“If Punjab farmers get sufficient amount of water, they could produce ‘gold’ from the soil and could fill the coffers of the country,” he said.
“Our government is committed to work in tandem with the Badal government in Punjab to get farmers their rights and address their concerns,” he said.
The Indus Waters Treaty was signed on September 19, 1960 by the then Prime Minister Jawaharlal Nehru and Pakistan’s President Ayub Khan. It was brokered by the World Bank. The treaty administers how river Indus and its tributaries that flow in both the countries will be utilised. According to the treaty, Beas, Ravi and Sutlej are to be governed by India, while, Indus, Chenab and Jhelum are to be taken care by Pakistan.

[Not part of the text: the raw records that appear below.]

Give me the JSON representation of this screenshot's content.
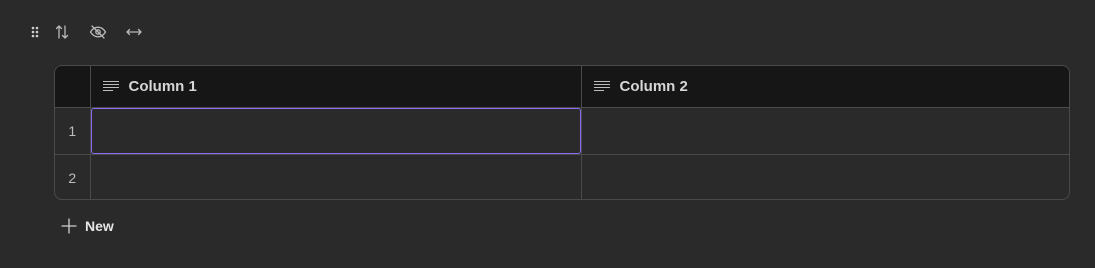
{
  "toolbar": {
    "icons": [
      "drag-handle-icon",
      "sort-icon",
      "eye-off-icon",
      "arrows-horizontal-icon"
    ]
  },
  "table": {
    "columns": [
      {
        "label": "Column 1",
        "icon": "text-lines-icon"
      },
      {
        "label": "Column 2",
        "icon": "text-lines-icon"
      }
    ],
    "rows": [
      {
        "index": "1",
        "cells": [
          "",
          ""
        ]
      },
      {
        "index": "2",
        "cells": [
          "",
          ""
        ]
      }
    ]
  },
  "footer": {
    "new_label": "New",
    "icon": "plus-icon"
  },
  "colors": {
    "background": "#2a2a2a",
    "header_bg": "#161616",
    "border": "#4a4a4a",
    "selection": "#8b6cf0"
  }
}
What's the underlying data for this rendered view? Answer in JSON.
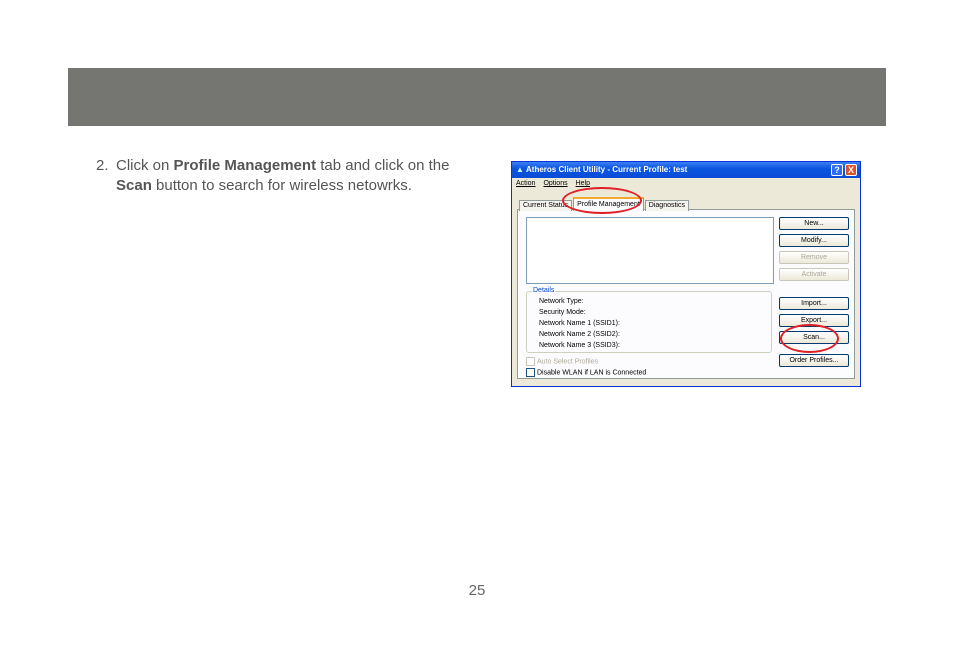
{
  "step": {
    "number": "2.",
    "pre": "Click on ",
    "bold1": "Profile Management",
    "mid": " tab and click on the ",
    "bold2": "Scan",
    "post": " button to search for wireless netowrks."
  },
  "page_number": "25",
  "window": {
    "title": "Atheros Client Utility - Current Profile: test",
    "help_btn": "?",
    "close_btn": "X",
    "menu": [
      "Action",
      "Options",
      "Help"
    ],
    "tabs": [
      "Current Status",
      "Profile Management",
      "Diagnostics"
    ],
    "active_tab": "Profile Management",
    "buttons": {
      "new": "New...",
      "modify": "Modify...",
      "remove": "Remove",
      "activate": "Activate",
      "import": "Import...",
      "export": "Export...",
      "scan": "Scan...",
      "order": "Order Profiles..."
    },
    "details": {
      "legend": "Details",
      "rows": [
        "Network Type:",
        "Security Mode:",
        "Network Name 1 (SSID1):",
        "Network Name 2 (SSID2):",
        "Network Name 3 (SSID3):"
      ]
    },
    "checkbox_auto": "Auto Select Profiles",
    "checkbox_disable": "Disable WLAN if LAN is Connected"
  },
  "colors": {
    "header_band": "#757672",
    "highlight_circle": "#e01f26",
    "title_bar": "#0b55e0"
  }
}
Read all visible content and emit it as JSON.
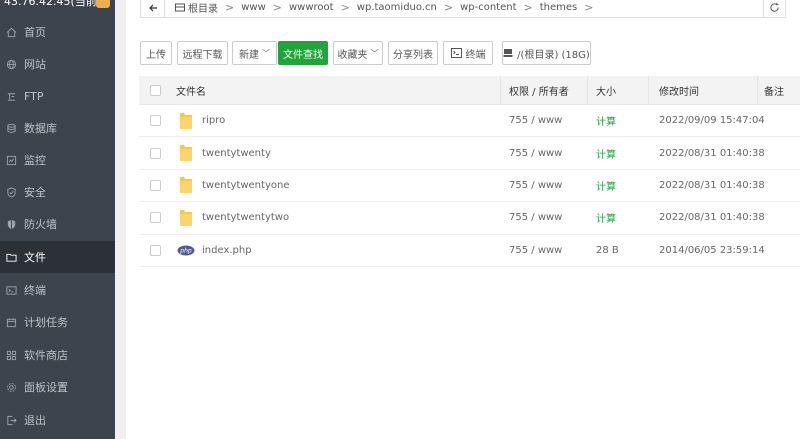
{
  "sidebar": {
    "header_ip": "43.76.42.45(当前",
    "items": [
      {
        "label": "首页",
        "icon": "home-icon"
      },
      {
        "label": "网站",
        "icon": "globe-icon"
      },
      {
        "label": "FTP",
        "icon": "ftp-icon"
      },
      {
        "label": "数据库",
        "icon": "database-icon"
      },
      {
        "label": "监控",
        "icon": "monitor-icon"
      },
      {
        "label": "安全",
        "icon": "shield-icon"
      },
      {
        "label": "防火墙",
        "icon": "firewall-icon"
      },
      {
        "label": "文件",
        "icon": "folder-icon",
        "active": true
      },
      {
        "label": "终端",
        "icon": "terminal-icon"
      },
      {
        "label": "计划任务",
        "icon": "calendar-icon"
      },
      {
        "label": "软件商店",
        "icon": "grid-icon"
      },
      {
        "label": "面板设置",
        "icon": "gear-icon"
      },
      {
        "label": "退出",
        "icon": "logout-icon"
      }
    ]
  },
  "path": {
    "root": "根目录",
    "segments": [
      "www",
      "wwwroot",
      "wp.taomiduo.cn",
      "wp-content",
      "themes"
    ]
  },
  "toolbar": {
    "upload": "上传",
    "remote_download": "远程下载",
    "new": "新建",
    "file_search": "文件查找",
    "favorites": "收藏夹",
    "share_list": "分享列表",
    "terminal": "终端",
    "disk": "/(根目录) (18G)"
  },
  "table": {
    "headers": {
      "name": "文件名",
      "perm": "权限 / 所有者",
      "size": "大小",
      "mtime": "修改时间",
      "note": "备注"
    },
    "rows": [
      {
        "name": "ripro",
        "type": "folder",
        "perm": "755 / www",
        "size": "计算",
        "mtime": "2022/09/09 15:47:04"
      },
      {
        "name": "twentytwenty",
        "type": "folder",
        "perm": "755 / www",
        "size": "计算",
        "mtime": "2022/08/31 01:40:38"
      },
      {
        "name": "twentytwentyone",
        "type": "folder",
        "perm": "755 / www",
        "size": "计算",
        "mtime": "2022/08/31 01:40:38"
      },
      {
        "name": "twentytwentytwo",
        "type": "folder",
        "perm": "755 / www",
        "size": "计算",
        "mtime": "2022/08/31 01:40:38"
      },
      {
        "name": "index.php",
        "type": "php",
        "perm": "755 / www",
        "size": "28 B",
        "mtime": "2014/06/05 23:59:14"
      }
    ]
  },
  "colors": {
    "sidebar_bg": "#3c444d",
    "sidebar_active": "#2c3138",
    "accent_green": "#20a53a",
    "folder_yellow": "#f7c84a"
  }
}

However, since Indus flows from India, the country is allowed to use 20 per cent of its water for irrigation, power generation and transport purposes. A Permanent Indus Commission was set up as a bilateral commission to implement and manage the Treaty. The Commission solves disputes arising over water sharing.
The Treaty also provides arbitration mechanism to solve disputes amicably. Though Indus originates from Tibet, China has been kept out of the Treaty. If China decides to stop or change the flow of the river, it will affect both India and Pakistan.
Climate change is causing melting of ice in Tibetan plateau, which scientists believe will affect the river in future. It maybe noted that both India and Pakistan are still at loggerheads over various issues since Partition, but there has been no fight over water after the Treaty was ratified.